AVAILABLE RECORDS Block Start

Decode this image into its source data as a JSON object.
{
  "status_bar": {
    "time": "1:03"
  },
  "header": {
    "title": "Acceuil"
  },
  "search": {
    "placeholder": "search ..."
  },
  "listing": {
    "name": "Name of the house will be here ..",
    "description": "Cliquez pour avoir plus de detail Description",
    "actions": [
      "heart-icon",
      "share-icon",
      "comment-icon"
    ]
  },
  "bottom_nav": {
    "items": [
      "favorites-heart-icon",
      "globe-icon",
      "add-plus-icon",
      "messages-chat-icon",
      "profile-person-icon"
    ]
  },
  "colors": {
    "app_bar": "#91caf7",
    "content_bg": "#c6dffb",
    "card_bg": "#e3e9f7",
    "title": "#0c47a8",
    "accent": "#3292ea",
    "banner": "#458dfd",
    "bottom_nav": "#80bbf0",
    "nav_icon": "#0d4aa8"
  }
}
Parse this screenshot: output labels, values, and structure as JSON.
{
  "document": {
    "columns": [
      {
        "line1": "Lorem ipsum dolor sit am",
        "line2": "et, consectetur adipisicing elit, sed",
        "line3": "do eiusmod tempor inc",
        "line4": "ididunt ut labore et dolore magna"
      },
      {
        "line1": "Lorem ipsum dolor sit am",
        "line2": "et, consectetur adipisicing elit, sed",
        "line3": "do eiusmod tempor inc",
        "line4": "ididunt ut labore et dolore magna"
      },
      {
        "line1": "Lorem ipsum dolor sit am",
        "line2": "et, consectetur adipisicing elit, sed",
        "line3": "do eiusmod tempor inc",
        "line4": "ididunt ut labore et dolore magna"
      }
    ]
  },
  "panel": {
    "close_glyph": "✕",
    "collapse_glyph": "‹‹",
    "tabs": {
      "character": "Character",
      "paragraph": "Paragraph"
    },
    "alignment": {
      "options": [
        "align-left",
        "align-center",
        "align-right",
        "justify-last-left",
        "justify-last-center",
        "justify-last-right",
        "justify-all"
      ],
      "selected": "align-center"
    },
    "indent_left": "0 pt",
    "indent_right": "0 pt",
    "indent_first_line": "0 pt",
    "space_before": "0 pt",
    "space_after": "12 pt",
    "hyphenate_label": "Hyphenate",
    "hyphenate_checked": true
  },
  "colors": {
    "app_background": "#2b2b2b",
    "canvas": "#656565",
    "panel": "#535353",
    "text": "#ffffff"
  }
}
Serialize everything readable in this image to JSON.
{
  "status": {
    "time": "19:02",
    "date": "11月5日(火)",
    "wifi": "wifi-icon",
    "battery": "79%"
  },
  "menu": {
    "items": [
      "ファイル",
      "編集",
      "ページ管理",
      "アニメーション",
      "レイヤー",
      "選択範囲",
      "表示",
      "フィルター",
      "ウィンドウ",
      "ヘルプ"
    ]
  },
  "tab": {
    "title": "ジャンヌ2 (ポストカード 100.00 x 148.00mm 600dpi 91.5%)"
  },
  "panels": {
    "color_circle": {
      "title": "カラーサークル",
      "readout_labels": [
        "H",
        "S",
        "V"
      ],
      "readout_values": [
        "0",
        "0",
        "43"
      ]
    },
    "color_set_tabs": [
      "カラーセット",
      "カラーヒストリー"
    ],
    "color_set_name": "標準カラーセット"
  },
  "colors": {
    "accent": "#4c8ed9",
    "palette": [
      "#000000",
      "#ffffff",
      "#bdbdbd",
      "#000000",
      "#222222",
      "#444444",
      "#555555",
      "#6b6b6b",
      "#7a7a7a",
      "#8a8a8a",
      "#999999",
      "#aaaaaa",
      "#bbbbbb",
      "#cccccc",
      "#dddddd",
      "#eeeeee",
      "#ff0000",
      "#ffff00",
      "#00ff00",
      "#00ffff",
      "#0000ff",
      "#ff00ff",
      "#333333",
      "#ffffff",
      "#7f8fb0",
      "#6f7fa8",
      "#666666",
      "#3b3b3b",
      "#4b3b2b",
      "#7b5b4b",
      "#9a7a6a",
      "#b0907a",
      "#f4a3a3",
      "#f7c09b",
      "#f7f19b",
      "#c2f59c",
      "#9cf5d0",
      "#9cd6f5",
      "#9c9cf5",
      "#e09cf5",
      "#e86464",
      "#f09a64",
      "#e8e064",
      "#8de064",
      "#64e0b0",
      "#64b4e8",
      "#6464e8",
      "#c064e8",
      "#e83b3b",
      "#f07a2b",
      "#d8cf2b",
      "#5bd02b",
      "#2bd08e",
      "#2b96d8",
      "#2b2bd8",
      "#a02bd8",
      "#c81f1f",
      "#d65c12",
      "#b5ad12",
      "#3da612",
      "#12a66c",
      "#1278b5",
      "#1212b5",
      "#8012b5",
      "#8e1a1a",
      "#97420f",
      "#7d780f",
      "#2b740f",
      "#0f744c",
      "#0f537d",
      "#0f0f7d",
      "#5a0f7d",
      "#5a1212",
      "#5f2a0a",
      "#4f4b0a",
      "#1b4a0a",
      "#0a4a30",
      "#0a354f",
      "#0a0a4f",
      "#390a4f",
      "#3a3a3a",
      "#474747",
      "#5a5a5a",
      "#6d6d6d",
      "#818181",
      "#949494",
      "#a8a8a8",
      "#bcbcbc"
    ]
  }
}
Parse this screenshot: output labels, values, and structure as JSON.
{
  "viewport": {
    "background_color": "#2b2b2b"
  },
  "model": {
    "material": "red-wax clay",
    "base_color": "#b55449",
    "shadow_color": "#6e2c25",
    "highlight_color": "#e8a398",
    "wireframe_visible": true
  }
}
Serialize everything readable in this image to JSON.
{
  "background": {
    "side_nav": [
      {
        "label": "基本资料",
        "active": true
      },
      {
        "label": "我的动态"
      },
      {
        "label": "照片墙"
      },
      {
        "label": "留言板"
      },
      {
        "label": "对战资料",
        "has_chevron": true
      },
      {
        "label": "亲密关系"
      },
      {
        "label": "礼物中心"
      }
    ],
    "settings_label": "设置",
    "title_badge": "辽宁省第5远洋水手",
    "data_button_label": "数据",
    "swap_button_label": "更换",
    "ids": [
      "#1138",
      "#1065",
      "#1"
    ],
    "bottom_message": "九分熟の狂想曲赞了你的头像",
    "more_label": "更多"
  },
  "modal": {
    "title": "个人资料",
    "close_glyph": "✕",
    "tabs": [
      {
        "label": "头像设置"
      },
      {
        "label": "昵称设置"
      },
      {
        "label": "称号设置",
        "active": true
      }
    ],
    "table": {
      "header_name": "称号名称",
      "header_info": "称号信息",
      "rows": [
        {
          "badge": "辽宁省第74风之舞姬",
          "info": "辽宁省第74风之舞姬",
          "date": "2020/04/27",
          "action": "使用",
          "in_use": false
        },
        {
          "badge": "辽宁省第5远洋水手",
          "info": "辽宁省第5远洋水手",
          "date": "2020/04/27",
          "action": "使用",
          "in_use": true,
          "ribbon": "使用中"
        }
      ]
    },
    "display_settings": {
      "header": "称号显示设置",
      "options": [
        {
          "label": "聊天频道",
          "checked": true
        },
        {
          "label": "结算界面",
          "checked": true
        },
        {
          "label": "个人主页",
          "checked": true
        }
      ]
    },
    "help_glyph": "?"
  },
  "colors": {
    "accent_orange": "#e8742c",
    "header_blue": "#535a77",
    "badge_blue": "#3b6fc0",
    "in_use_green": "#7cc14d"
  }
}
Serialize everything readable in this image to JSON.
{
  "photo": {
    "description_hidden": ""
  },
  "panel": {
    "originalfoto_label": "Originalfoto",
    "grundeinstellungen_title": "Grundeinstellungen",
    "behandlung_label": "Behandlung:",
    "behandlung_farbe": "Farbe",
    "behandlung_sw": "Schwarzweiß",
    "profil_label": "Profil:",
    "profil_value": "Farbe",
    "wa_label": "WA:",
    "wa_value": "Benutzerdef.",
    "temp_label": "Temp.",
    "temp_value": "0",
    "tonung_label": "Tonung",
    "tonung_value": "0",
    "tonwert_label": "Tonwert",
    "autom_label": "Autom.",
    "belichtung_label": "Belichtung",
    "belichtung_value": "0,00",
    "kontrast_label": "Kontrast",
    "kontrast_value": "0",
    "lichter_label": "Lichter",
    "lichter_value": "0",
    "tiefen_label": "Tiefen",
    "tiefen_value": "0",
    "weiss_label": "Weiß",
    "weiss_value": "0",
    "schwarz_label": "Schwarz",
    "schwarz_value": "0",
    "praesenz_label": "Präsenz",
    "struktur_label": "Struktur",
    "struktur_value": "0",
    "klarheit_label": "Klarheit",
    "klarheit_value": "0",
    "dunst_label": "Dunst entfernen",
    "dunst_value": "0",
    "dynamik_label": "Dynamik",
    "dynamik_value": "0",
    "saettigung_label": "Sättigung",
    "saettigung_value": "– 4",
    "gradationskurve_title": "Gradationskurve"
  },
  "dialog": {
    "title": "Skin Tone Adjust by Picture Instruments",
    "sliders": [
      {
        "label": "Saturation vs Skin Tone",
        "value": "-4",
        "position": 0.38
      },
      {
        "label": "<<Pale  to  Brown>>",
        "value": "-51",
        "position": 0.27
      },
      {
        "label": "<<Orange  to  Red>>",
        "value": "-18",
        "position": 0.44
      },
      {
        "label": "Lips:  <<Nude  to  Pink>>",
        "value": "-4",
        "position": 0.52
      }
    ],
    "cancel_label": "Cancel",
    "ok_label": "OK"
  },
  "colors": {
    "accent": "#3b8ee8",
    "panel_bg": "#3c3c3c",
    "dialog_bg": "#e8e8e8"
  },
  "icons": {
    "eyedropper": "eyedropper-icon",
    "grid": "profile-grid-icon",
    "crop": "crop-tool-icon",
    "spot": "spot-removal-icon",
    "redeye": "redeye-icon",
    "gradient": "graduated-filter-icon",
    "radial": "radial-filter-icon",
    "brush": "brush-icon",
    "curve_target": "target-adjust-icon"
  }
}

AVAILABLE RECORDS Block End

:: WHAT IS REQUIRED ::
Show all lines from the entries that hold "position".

:: EXERCISE RESULT ::
        "position": 0.38
        "position": 0.27
        "position": 0.44
        "position": 0.52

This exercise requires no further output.